Content starts

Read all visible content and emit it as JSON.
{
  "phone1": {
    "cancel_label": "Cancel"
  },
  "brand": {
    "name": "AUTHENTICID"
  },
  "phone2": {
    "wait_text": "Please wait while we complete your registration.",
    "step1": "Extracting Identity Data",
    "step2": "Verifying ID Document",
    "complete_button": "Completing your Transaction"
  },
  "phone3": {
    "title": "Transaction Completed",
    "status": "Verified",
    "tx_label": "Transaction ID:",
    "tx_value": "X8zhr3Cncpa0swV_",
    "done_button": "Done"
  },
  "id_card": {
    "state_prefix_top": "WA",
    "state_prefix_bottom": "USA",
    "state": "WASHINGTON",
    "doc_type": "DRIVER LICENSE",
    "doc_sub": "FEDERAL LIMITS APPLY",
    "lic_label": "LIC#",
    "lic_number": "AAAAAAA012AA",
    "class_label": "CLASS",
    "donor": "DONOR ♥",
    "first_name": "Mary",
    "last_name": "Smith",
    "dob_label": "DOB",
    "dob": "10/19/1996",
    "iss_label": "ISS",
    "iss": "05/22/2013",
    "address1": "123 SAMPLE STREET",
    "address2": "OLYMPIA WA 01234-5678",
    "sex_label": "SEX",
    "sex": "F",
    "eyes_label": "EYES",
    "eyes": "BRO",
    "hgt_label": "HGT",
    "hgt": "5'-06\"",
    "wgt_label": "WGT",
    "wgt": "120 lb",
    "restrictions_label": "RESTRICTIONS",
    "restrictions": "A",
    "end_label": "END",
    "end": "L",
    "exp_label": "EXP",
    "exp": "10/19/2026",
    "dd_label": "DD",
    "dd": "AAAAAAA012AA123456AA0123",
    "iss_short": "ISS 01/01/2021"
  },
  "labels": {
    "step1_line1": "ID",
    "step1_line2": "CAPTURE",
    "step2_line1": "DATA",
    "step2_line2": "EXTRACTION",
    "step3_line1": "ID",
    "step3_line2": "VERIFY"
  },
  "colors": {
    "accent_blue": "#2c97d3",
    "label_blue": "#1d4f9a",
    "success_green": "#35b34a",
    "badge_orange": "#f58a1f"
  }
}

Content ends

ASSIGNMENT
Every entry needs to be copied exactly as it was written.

RESPONSE
Read all visible content and emit it as JSON.
{
  "phone1": {
    "cancel_label": "Cancel"
  },
  "brand": {
    "name": "AUTHENTICID"
  },
  "phone2": {
    "wait_text": "Please wait while we complete your registration.",
    "step1": "Extracting Identity Data",
    "step2": "Verifying ID Document",
    "complete_button": "Completing your Transaction"
  },
  "phone3": {
    "title": "Transaction Completed",
    "status": "Verified",
    "tx_label": "Transaction ID:",
    "tx_value": "X8zhr3Cncpa0swV_",
    "done_button": "Done"
  },
  "id_card": {
    "state_prefix_top": "WA",
    "state_prefix_bottom": "USA",
    "state": "WASHINGTON",
    "doc_type": "DRIVER LICENSE",
    "doc_sub": "FEDERAL LIMITS APPLY",
    "lic_label": "LIC#",
    "lic_number": "AAAAAAA012AA",
    "class_label": "CLASS",
    "donor": "DONOR ♥",
    "first_name": "Mary",
    "last_name": "Smith",
    "dob_label": "DOB",
    "dob": "10/19/1996",
    "iss_label": "ISS",
    "iss": "05/22/2013",
    "address1": "123 SAMPLE STREET",
    "address2": "OLYMPIA WA 01234-5678",
    "sex_label": "SEX",
    "sex": "F",
    "eyes_label": "EYES",
    "eyes": "BRO",
    "hgt_label": "HGT",
    "hgt": "5'-06\"",
    "wgt_label": "WGT",
    "wgt": "120 lb",
    "restrictions_label": "RESTRICTIONS",
    "restrictions": "A",
    "end_label": "END",
    "end": "L",
    "exp_label": "EXP",
    "exp": "10/19/2026",
    "dd_label": "DD",
    "dd": "AAAAAAA012AA123456AA0123",
    "iss_short": "ISS 01/01/2021"
  },
  "labels": {
    "step1_line1": "ID",
    "step1_line2": "CAPTURE",
    "step2_line1": "DATA",
    "step2_line2": "EXTRACTION",
    "step3_line1": "ID",
    "step3_line2": "VERIFY"
  },
  "colors": {
    "accent_blue": "#2c97d3",
    "label_blue": "#1d4f9a",
    "success_green": "#35b34a",
    "badge_orange": "#f58a1f"
  }
}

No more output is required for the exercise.